Doug Loverro, NASA associate administrator for human exploration and operations, was optimistic that the agency could adhere to that new schedule. “If not for COVID-19, we would be on or ahead of schedule” compared to plans made last year, he said during the meeting. In a presentation to the committee May 13, Loverro said Green Run preparations were about 10 days ahead of schedule when Stennis shut down because of the pandemic.

Testing of the SLS core stage is on the critical path for the Artemis 1 launch. “When we complete a successful hotfire test, that sends a signal to the rest of the system,” he said, specifically, a move into integrating the launch vehicle and Orion spacecraft. Segments of the SLS solid-fuel boosters, currently in storage in Utah, will be shipped to KSC in June so they are ready for stacking and later attachment to the core stage.

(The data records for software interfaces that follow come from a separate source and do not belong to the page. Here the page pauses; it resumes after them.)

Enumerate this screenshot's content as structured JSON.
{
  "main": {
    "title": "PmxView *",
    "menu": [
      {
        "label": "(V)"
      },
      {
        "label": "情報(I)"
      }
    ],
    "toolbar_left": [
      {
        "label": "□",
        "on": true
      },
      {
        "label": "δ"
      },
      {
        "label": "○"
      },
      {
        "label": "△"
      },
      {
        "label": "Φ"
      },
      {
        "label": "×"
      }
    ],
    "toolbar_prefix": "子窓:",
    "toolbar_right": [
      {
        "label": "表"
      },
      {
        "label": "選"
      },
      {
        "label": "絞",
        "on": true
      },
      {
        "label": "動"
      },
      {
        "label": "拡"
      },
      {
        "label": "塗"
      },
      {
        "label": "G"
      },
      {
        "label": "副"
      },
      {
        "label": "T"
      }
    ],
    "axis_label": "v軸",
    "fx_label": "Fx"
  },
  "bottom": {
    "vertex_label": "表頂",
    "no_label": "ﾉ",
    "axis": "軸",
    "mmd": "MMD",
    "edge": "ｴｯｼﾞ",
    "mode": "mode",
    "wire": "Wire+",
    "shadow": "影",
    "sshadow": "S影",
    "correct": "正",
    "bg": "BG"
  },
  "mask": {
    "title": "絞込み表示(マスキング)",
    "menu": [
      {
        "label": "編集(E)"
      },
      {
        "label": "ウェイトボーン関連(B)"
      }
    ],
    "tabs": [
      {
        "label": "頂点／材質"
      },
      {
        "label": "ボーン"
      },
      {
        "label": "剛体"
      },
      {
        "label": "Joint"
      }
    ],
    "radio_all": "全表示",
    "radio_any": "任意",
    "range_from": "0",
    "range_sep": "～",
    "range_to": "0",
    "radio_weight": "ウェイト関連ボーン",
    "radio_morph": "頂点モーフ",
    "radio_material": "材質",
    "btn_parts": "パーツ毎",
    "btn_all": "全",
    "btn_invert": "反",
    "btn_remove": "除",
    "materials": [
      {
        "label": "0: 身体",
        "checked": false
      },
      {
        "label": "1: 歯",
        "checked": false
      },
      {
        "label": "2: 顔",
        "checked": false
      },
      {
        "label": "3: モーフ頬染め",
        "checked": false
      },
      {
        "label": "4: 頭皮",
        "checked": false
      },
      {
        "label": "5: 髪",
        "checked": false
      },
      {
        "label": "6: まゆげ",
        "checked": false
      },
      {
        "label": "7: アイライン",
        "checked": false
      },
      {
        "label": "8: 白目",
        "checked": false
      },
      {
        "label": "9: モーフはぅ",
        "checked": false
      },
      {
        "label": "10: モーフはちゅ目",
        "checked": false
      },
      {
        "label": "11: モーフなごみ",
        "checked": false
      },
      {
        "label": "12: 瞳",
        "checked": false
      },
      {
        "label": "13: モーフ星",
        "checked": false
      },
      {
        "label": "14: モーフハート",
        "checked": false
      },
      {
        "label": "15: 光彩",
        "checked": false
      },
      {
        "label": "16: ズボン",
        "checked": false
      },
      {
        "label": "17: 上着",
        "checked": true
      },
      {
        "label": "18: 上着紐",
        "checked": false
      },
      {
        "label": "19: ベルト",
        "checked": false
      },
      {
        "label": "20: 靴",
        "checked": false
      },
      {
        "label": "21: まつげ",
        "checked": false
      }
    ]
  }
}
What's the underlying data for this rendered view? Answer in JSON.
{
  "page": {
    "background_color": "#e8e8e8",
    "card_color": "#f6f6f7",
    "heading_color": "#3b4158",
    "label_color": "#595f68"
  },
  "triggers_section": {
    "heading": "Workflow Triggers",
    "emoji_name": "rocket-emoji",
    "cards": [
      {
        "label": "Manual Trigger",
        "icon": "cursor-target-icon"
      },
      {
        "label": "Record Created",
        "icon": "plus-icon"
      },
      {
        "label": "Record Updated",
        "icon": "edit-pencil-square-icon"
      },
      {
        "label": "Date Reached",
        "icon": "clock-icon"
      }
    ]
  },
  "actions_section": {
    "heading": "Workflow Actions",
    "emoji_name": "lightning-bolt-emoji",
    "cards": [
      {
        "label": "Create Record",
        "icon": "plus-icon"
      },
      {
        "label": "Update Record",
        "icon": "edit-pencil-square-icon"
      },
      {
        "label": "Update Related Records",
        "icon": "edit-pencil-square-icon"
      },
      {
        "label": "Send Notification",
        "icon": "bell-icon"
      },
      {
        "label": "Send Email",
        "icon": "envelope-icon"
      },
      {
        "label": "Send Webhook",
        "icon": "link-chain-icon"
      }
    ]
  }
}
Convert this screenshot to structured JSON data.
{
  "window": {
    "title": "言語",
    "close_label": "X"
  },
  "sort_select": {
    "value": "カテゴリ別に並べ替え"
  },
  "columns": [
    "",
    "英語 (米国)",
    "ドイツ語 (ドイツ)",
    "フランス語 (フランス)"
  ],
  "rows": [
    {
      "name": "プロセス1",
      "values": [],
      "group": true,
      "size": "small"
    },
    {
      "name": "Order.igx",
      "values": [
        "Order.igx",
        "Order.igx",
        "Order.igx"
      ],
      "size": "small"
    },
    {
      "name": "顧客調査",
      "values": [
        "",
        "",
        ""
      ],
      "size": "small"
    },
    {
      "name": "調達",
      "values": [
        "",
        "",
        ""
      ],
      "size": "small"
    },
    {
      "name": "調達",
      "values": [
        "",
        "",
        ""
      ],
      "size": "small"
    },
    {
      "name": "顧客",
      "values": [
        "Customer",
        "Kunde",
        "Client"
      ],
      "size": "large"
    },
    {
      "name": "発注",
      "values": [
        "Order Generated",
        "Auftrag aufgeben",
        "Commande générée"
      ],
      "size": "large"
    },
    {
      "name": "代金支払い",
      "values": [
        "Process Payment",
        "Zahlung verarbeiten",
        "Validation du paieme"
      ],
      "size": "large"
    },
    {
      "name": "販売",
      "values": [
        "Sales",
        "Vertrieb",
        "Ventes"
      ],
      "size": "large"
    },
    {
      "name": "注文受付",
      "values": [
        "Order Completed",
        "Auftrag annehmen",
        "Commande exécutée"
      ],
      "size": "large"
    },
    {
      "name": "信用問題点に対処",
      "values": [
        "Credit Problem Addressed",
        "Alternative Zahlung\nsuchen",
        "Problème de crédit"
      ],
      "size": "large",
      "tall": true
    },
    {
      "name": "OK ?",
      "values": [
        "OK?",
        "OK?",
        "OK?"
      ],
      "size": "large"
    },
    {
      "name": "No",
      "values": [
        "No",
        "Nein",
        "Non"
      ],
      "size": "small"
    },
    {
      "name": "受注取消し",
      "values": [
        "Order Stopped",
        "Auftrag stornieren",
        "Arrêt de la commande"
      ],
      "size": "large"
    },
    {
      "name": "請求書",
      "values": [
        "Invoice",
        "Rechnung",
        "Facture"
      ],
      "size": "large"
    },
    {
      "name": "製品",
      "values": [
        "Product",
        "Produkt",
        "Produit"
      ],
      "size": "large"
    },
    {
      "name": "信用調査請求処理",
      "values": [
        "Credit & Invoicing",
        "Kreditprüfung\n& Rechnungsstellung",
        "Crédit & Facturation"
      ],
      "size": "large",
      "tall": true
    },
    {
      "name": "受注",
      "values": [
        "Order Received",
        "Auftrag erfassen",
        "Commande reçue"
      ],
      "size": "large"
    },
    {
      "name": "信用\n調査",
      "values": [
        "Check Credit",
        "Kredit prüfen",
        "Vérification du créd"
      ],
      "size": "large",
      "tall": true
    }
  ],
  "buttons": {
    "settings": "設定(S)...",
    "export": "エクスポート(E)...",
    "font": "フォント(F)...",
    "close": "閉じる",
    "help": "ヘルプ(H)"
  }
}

He noted that the Orion spacecraft, which returned to KSC after it completed environmental testing at NASA’s Plum Brook Station in March, is wrapping up work. “We’re fundamentally complete,” he said, with the spacecraft soon put into temporary storage until the core stage is ready.

Besides Stennis, Whitmeyer said the Michoud Assembly Facility will soon restart work after also going to Stage 4 in March. That facility will, in the next few days, go down to Stage 3, allowing some work to resume on the core stage for the second SLS as well as Orion hardware for future missions.

Jeff Foust writes about space policy, commercial space, and related topics for SpaceNews. He earned a Ph.D. in planetary sciences from the Massachusetts Institute of Technology and a bachelor’s degree with honors in geophysics and planetary science...